IRS regs’ impact on not-for-profits
IRS guidance on tax-exempt rules too prescriptive, hospitals say
Not-for-profit hospitals that lobbied the Internal Revenue Service for guidance on the health reform law’s new rules for charity care, billing and collections now say they got more than is necessary.
A proposed regulation outlines how hospital can satisfy three new rules that address how to publicize financial aid policies; how much hospitals may charge those in need; and how hospitals may collect medical bills.
The Patient Protection and Affordable Care Act said not-for-profit hospitals must follow four new rules to hold onto significant tax breaks, but the law’s language raised questions about how hospitals would do so. Regulations for the fourth rule—which says hospitals must assess community needs every three years—will be released later, the IRS said.
Hospital groups contend the proposed regulations published in late June go too far and will hamper the sector.
Hospitals have developed innovative ways to inform patients about financial assistance, Elizabeth Lietz, an American Hospital Association spokeswoman, said in a written statement. “The IRS proposed rules could discourage hospitals’ innovations and best practices, because they are overly prescriptive.”
Lietz said no one from the trade group was available to be interviewed.
“This is very, very detailed and maybe a little too much overreach,” said Cidette Per- rin, senior director of government relations for VHA, an Irving, Texas-based supply chain and consulting co-op of not-for-prof- it healthcare providers.
Perrin said that tax officials went beyond what Congress intended with regulations that are far too exacting.

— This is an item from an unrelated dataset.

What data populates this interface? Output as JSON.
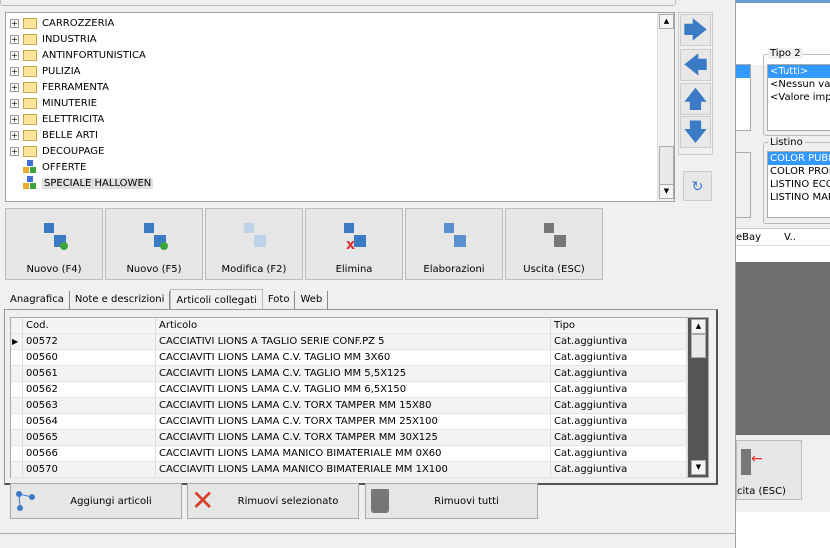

To comply with all the proposed requirements will take more than the 11.5 hours per hospital per year according to IRS estimates, Perrin said.
For example, proposals spell out methods to publicize financial aid policies, outline how long hospitals must spend on financial aid outreach and dictate a 240-day window for patients to complete financial aid policies, she said.
“We feel this is prescriptive,” she said. “These are lengthy. We feel that the IRS has gone overboard on process.”
Proposed rules address one concern hospitals voiced as they prepared to comply with one of the Affordable Care Act rules. The law says hospitals must not undertake “extraordinary” bill collection before making a reasonable effort to figure out whether a patient qualifies for financial aid.
Hospitals said it was unclear from the law what would be considered an extraordinary collection effort (June 20, 2011, p. 14).
Extraordinary collections, under the IRS proposal, include collection efforts that require a legal or judicial process, such as liens, foreclosure, wage garnishment, civil action and other measures (See chart).
The IRS also said that contacting the credit bureaus would be an extraordinary measure as well, saying such action “can cause
significant financial harm to an individual for many years.”
Perrin said the VHA disagreed that credit reporting should be considered extraordinary.
Finally, the sale of patient debt to a third party would be considered extraordinary, but hospitals may continue to refer bills to thirdparty collection agencies. Hospitals lose control of collection efforts once debt is sold but can exert some influence when debt is referred, the IRS proposal said.
However, the tax agency said it would like comment on whether the sale or referral of debt should be considered extraordinary collections and how much control hospitals have over debt that is sold or referred to third parties.
Lawyer Douglas Anning, vice chairperson of Polsinelli Shughart’s not-for-profit practice, said tax officials’ interest in debt referred to third parties could be “dangerous ground” considering the number of hospitals that outsource billing and collection to outside companies, known in the industry as revenue-cycle vendors.
He said he believes that the proposal is correct to exclude bills referred to a bill collector but owned by the hospital from the definition of extraordinary collection efforts.
Hospitals may still: deny care or delay treatment based on payment history; require a deposit; and charge interest without violating the new bill collection rules, unless the action would interfere with federal law that protects access to emergency care.
Anning said the proposed rules clarified that following the federal emergency access law, known as the Emergency Medical Treatment and Labor Act, would be required to maintain tax-exempt status.